10. Dispensing apparatus comprising a receptacle for a filled container enclosed by an outer container, said outer container having an aperture, a bottom for said receptacle having an aperture, a false bottom in said receptacle against which said containers are forwardly thrust, said. false bottom having an aperture, all said apertures disposed in operative alignment for discharge therethrough of contents of said inner container, means opposing the movement of said false bottom imparted thereto by the forward movement of said outer container and upon discontinuance of thrust upon said containers effecting revers movement of said containers, a tool passing through the apertures in said false bottom and said outer container for effecting a discharge opening in the wall of said inner container where exposed by said aperture in said outer container, and a member on said tool enlarging the said opening upon reverse movement of said inner container.
JOHN R. SONNEBORN. LUDWIG H. LANGE.
|Citing Patent||Filing date||Publication date||Applicant||Title|
|US2556980 *||May 18, 1948||Jun 12, 1951||Raedecke Robert F||Housing enclosing paste container, having container-puncturing and destroying means, and paste extruder and outlet controller with common actuator|
|US2653731 *||Dec 16, 1947||Sep 29, 1953||Seitzinger Harry B||Can opening and dispensing container|

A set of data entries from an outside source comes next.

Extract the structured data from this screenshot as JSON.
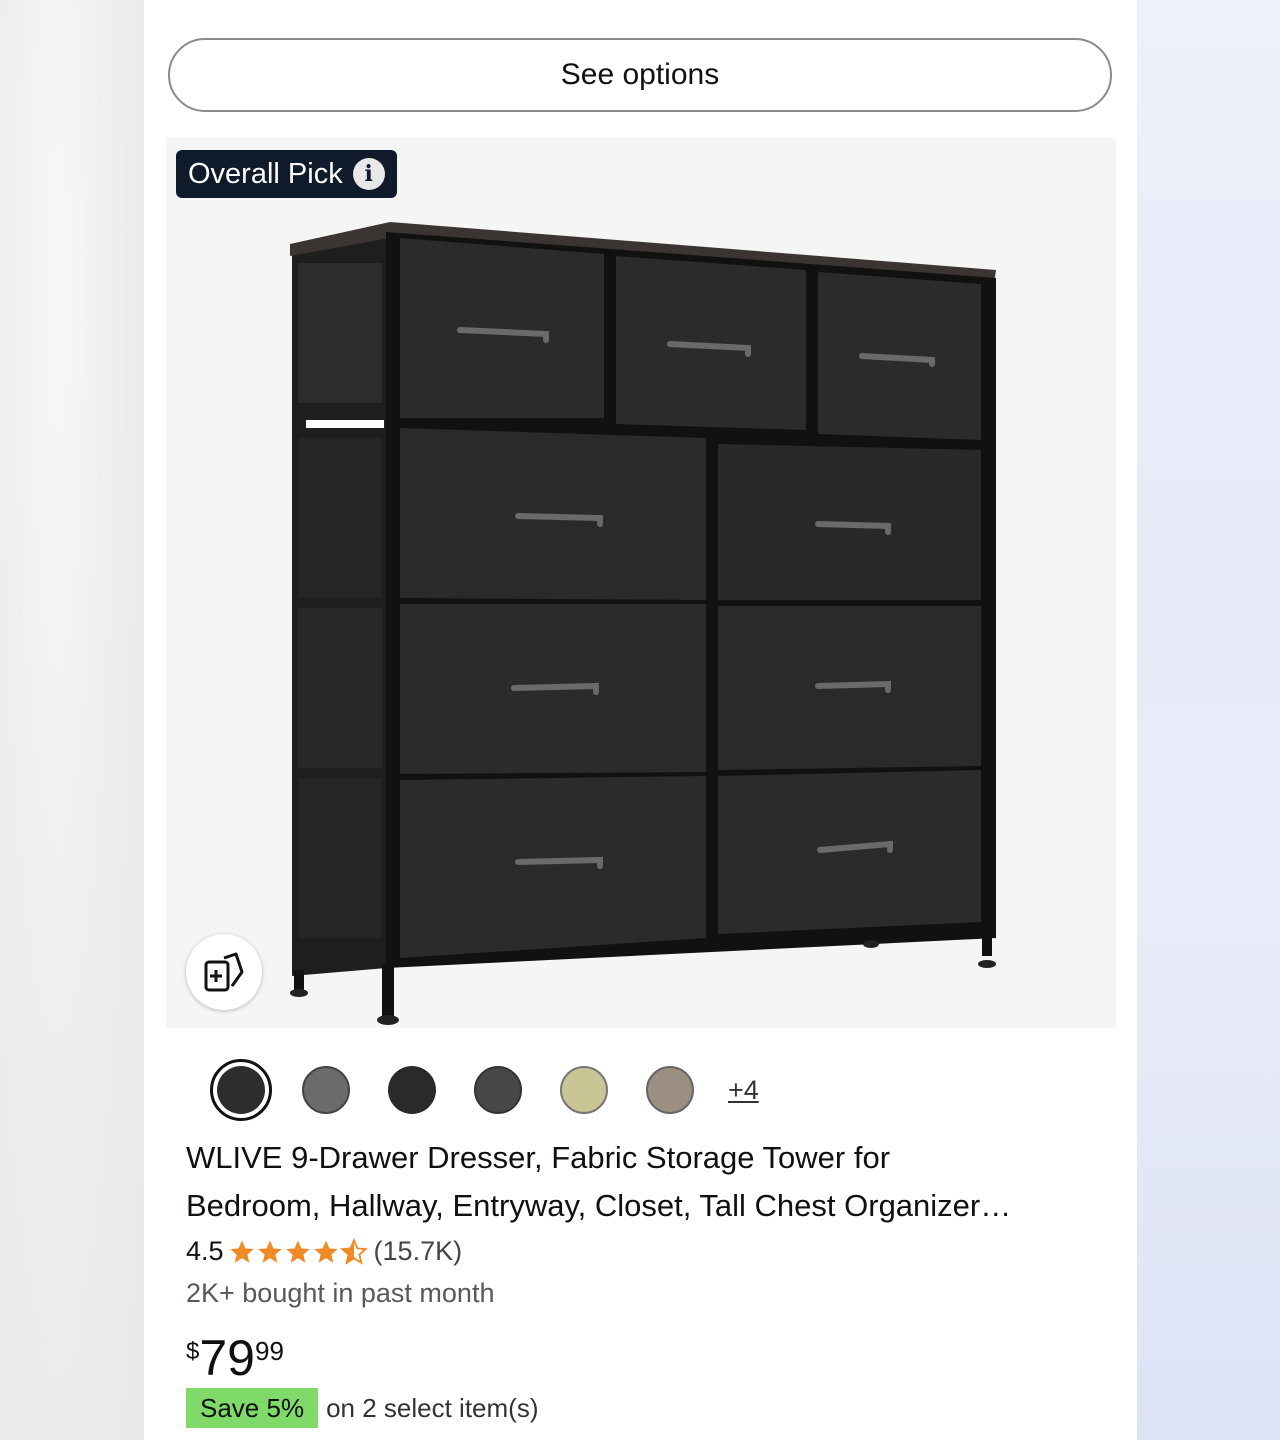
{
  "buttons": {
    "see_options": "See options"
  },
  "product": {
    "badge": "Overall Pick",
    "title_line1": "WLIVE 9-Drawer Dresser, Fabric Storage Tower for",
    "title_line2": "Bedroom, Hallway, Entryway, Closet, Tall Chest Organizer…",
    "rating": "4.5",
    "rating_value": 4.5,
    "review_count": "(15.7K)",
    "bought": "2K+ bought in past month",
    "price_symbol": "$",
    "price_whole": "79",
    "price_fraction": "99",
    "save_badge": "Save 5%",
    "save_text": "on 2 select item(s)",
    "more_swatches": "+4"
  },
  "swatch_colors": [
    "#2d2d2d",
    "#6b6b6b",
    "#2a2a2a",
    "#474747",
    "#c9c595",
    "#9a8f80"
  ],
  "colors": {
    "star": "#f08a24",
    "save_green": "#7fda69",
    "badge_bg": "#0f1a2a"
  }
}
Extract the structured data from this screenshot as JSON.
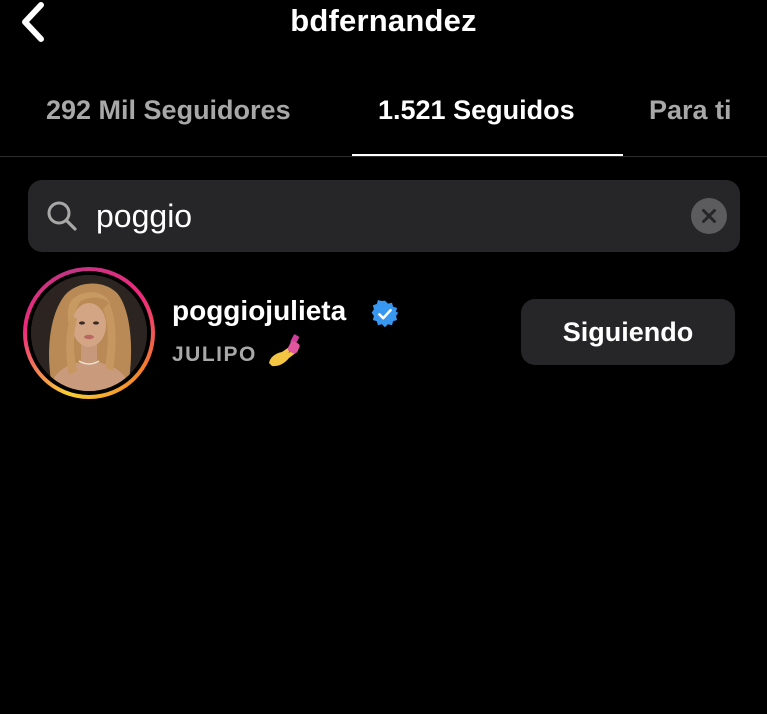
{
  "header": {
    "title": "bdfernandez",
    "back_icon": "chevron-left-icon"
  },
  "tabs": [
    {
      "label": "292 Mil Seguidores",
      "active": false
    },
    {
      "label": "1.521 Seguidos",
      "active": true
    },
    {
      "label": "Para ti",
      "active": false
    }
  ],
  "search": {
    "value": "poggio",
    "icon": "search-icon",
    "clear_icon": "clear-icon"
  },
  "results": [
    {
      "username": "poggiojulieta",
      "verified": true,
      "full_name": "JULIPO",
      "name_emoji": "nail-polish-emoji",
      "button_label": "Siguiendo"
    }
  ],
  "colors": {
    "background": "#000000",
    "text_primary": "#ffffff",
    "text_secondary": "#a8a8a8",
    "surface": "#262628",
    "verified_blue": "#3897f0"
  }
}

|US2751117 *||Jan 7, 1950||Jun 19, 1956||Packwood Jr George Horatio||Disposable carton dispenser|
|US2787248 *||Feb 2, 1954||Apr 2, 1957||Swift & Co||Dispenser for particulate material|
|US2837242 *||Nov 9, 1956||Jun 3, 1958||Mclaughlin Daniel G||Apparatus for dispensing viscous material|
|US2881955 *||May 4, 1956||Apr 14, 1959||Lambert John T||Dispensing receptacles|
|US2914238 *||May 28, 1958||Nov 24, 1959||Union Carbide Corp||Composite packaging unit|
|US2965142 *||Feb 13, 1959||Dec 20, 1960||Rusho Everson F||Dispenser for soap powder and the like|
|US3254799 *||Aug 25, 1964||Jun 7, 1966||Foseco Int||Dispenser for particulate material|
|US3409177 *||Jan 3, 1966||Nov 5, 1968||Prec Agricultural Machinery Co||Cartridge loaded hopper apparatus|
|US3929260 *||Feb 13, 1974||Dec 30, 1975||Xerox Corp||Glue dispensing assembly|
|US5125536 *||Jun 3, 1991||Jun 30, 1992||Winder D H||Fluid transferring device with moveable cutter|
|US5190081 *||Jun 3, 1991||Mar 2, 1993||Winder D H||Device for transferring fluid from a bag into a fluid reservoir|
|US5343903 *||May 29, 1992||Sep 6, 1994||Winder D Howard||Method of transferring a liquid to a reservoir using a storage bag having a passage therethrough|
|DE1134927B *||Jun 15, 1959||Aug 16, 1962||Scholle Chemical Corp||Behaelter mit Aufreissoeffnung fuer Fluessigkeiten|
|U.S. Classification||222/88, 141/330, 141/364, 222/509, 222/87, 141/114, 222/471|